Two essential considerations in trigger selection are trigger reach and trigger pull weight. Trigger reach refers to the distance between the back of the grip and the trigger face, affecting how a shooter's finger engages the trigger. Shooters with larger hands may find flat triggers more accommodating due to the straighter path for the finger. On the other hand, trigger pull weight is crucial for those seeking faster shooting times and enhanced accuracy. Striking a balance between a smooth trigger pull and safety is vital.

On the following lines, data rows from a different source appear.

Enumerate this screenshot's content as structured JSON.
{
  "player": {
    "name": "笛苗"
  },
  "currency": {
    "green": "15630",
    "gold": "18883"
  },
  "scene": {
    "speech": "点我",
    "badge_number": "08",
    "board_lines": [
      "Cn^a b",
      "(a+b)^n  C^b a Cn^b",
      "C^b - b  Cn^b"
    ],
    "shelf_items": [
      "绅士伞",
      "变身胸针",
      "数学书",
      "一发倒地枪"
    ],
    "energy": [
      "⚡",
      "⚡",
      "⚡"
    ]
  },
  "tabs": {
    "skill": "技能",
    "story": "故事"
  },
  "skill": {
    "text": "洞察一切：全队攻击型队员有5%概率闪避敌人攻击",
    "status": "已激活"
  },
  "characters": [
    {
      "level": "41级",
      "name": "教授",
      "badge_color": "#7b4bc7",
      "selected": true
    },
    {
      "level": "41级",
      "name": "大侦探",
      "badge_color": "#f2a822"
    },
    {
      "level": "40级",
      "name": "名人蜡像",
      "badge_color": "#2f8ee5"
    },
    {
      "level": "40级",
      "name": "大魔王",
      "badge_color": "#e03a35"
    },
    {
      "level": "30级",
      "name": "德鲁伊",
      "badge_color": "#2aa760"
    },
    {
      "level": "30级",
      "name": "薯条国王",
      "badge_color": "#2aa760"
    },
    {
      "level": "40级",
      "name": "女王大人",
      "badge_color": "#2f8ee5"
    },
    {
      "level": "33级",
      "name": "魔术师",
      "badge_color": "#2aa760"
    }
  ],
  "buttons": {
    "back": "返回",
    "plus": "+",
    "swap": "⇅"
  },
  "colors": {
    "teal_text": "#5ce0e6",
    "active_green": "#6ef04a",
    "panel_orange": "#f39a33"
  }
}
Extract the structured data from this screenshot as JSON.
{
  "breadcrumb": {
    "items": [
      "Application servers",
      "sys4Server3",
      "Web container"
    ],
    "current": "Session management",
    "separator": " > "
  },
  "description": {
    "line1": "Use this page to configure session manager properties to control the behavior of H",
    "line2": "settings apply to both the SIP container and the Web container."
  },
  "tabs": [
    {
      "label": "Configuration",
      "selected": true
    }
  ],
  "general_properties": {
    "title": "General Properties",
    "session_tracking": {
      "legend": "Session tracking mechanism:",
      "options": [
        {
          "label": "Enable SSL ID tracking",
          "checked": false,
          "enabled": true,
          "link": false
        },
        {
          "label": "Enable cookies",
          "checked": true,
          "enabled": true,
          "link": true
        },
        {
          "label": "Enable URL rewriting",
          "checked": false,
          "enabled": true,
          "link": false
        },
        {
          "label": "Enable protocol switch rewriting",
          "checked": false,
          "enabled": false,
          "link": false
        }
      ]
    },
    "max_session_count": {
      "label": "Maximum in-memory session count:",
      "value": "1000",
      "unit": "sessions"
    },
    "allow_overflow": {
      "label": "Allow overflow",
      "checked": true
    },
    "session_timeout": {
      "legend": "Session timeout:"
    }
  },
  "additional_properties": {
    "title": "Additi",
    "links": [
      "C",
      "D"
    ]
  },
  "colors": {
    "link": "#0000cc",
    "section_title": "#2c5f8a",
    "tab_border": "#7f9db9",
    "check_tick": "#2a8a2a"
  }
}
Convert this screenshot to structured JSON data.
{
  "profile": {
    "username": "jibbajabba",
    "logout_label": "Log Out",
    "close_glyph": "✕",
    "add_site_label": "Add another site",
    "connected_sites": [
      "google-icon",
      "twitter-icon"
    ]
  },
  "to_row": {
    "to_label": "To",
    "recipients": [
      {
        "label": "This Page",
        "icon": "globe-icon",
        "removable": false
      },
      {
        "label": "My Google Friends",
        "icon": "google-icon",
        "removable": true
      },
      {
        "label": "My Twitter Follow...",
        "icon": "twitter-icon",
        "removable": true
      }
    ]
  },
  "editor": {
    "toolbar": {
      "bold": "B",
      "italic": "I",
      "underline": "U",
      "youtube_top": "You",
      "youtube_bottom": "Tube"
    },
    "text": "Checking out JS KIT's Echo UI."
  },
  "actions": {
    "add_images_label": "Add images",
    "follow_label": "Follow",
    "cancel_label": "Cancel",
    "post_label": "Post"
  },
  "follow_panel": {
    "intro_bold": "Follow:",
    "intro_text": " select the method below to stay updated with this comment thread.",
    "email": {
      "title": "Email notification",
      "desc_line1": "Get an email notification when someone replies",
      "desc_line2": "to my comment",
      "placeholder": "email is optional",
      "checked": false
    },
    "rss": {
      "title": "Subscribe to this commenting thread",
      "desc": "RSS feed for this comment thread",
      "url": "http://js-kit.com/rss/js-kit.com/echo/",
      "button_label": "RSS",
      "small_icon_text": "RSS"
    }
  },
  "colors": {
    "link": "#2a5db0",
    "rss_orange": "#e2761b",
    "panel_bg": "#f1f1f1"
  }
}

The type of shooting activity can also influence trigger choice. Precision shooting demands exacting accuracy and control, making curved triggers a preferred choice for their ergonomic design. In contrast, competitive shooting often values speed, leading many to opt for flat triggers with their linear feel and lower pull weights.

When selecting a trigger, it is also extremely important to check its compatibility with specific firearms. Different firearms have varying trigger mechanisms, so verifying the manufacturer's guidelines ensures a seamless fit and optimal performance.

Overwatch Precision: Our Approach to Triggers

To sum it all up: both curved triggers and flat triggers offer unique advantages and considerations for shooters to ponder. Curved triggers provide ergonomic comfort, promoting consistent trigger pull and improved control for those seeking a traditional shooting experience. On the other hand, flat triggers offer a uniform contact surface and often lower pull weights, appealing to shooters who desire a linear feel and precise trigger manipulation.

As trigger choice is highly subjective, we encourage readers to experiment with both trigger types. Trying out curved and flat triggers will allow shooters to discover the one that feels most natural and enhances their shooting performance.

At Overwatch Precision, we stand by our commitment to crafting top-of-the-line products. We don't just create products for the sake of it; we create products that genuinely elevate your shooting capabilities. As avid shooters ourselves, we understand that a trigger is more than just a part of the firearm; it is the interface between the shooter's intent and the shot.

Whether you're a competitive shooter seeking faster split times or a precision shooter aiming for pinpoint accuracy, our triggers are designed to elevate your shooting capabilities and instill confidence in every shot you take.